[Collection entries]

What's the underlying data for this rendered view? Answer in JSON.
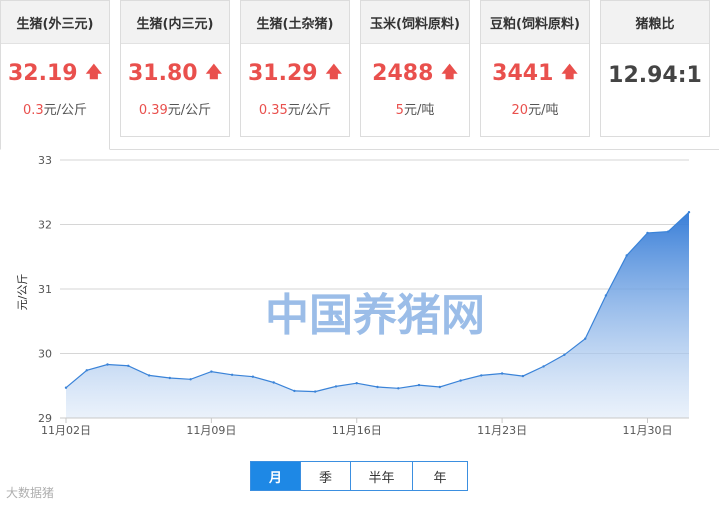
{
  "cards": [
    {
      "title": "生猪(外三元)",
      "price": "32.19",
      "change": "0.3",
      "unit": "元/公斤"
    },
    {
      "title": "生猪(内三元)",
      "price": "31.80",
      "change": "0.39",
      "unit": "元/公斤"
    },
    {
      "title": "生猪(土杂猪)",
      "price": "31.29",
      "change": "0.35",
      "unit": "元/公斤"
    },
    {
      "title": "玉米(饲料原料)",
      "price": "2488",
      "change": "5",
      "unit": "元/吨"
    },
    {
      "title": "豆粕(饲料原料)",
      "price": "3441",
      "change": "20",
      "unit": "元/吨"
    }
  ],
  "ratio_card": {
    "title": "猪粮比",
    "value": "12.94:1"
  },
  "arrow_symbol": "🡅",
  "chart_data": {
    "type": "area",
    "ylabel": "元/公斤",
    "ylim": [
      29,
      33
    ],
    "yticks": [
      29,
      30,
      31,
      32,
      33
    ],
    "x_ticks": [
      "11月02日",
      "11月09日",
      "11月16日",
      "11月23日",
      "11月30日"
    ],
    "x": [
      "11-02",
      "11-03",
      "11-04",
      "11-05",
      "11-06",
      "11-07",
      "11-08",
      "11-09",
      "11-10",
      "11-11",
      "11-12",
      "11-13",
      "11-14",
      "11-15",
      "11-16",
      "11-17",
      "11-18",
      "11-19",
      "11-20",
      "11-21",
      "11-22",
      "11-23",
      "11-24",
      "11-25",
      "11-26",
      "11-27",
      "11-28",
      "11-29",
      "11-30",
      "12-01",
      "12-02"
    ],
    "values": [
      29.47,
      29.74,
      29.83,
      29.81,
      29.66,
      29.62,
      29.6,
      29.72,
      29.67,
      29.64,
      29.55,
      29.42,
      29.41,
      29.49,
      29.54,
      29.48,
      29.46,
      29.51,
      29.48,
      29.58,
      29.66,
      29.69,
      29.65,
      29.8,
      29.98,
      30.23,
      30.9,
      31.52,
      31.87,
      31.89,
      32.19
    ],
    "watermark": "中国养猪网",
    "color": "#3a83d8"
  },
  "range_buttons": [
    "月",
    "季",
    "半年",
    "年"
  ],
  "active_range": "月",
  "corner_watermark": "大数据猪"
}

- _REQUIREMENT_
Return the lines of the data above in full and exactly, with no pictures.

- _ANSWER TO THIS PROBLEM_
What's the underlying data for this rendered view? Answer in JSON.
{
  "cards": [
    {
      "title": "生猪(外三元)",
      "price": "32.19",
      "change": "0.3",
      "unit": "元/公斤"
    },
    {
      "title": "生猪(内三元)",
      "price": "31.80",
      "change": "0.39",
      "unit": "元/公斤"
    },
    {
      "title": "生猪(土杂猪)",
      "price": "31.29",
      "change": "0.35",
      "unit": "元/公斤"
    },
    {
      "title": "玉米(饲料原料)",
      "price": "2488",
      "change": "5",
      "unit": "元/吨"
    },
    {
      "title": "豆粕(饲料原料)",
      "price": "3441",
      "change": "20",
      "unit": "元/吨"
    }
  ],
  "ratio_card": {
    "title": "猪粮比",
    "value": "12.94:1"
  },
  "arrow_symbol": "🡅",
  "chart_data": {
    "type": "area",
    "ylabel": "元/公斤",
    "ylim": [
      29,
      33
    ],
    "yticks": [
      29,
      30,
      31,
      32,
      33
    ],
    "x_ticks": [
      "11月02日",
      "11月09日",
      "11月16日",
      "11月23日",
      "11月30日"
    ],
    "x": [
      "11-02",
      "11-03",
      "11-04",
      "11-05",
      "11-06",
      "11-07",
      "11-08",
      "11-09",
      "11-10",
      "11-11",
      "11-12",
      "11-13",
      "11-14",
      "11-15",
      "11-16",
      "11-17",
      "11-18",
      "11-19",
      "11-20",
      "11-21",
      "11-22",
      "11-23",
      "11-24",
      "11-25",
      "11-26",
      "11-27",
      "11-28",
      "11-29",
      "11-30",
      "12-01",
      "12-02"
    ],
    "values": [
      29.47,
      29.74,
      29.83,
      29.81,
      29.66,
      29.62,
      29.6,
      29.72,
      29.67,
      29.64,
      29.55,
      29.42,
      29.41,
      29.49,
      29.54,
      29.48,
      29.46,
      29.51,
      29.48,
      29.58,
      29.66,
      29.69,
      29.65,
      29.8,
      29.98,
      30.23,
      30.9,
      31.52,
      31.87,
      31.89,
      32.19
    ],
    "watermark": "中国养猪网",
    "color": "#3a83d8"
  },
  "range_buttons": [
    "月",
    "季",
    "半年",
    "年"
  ],
  "active_range": "月",
  "corner_watermark": "大数据猪"
}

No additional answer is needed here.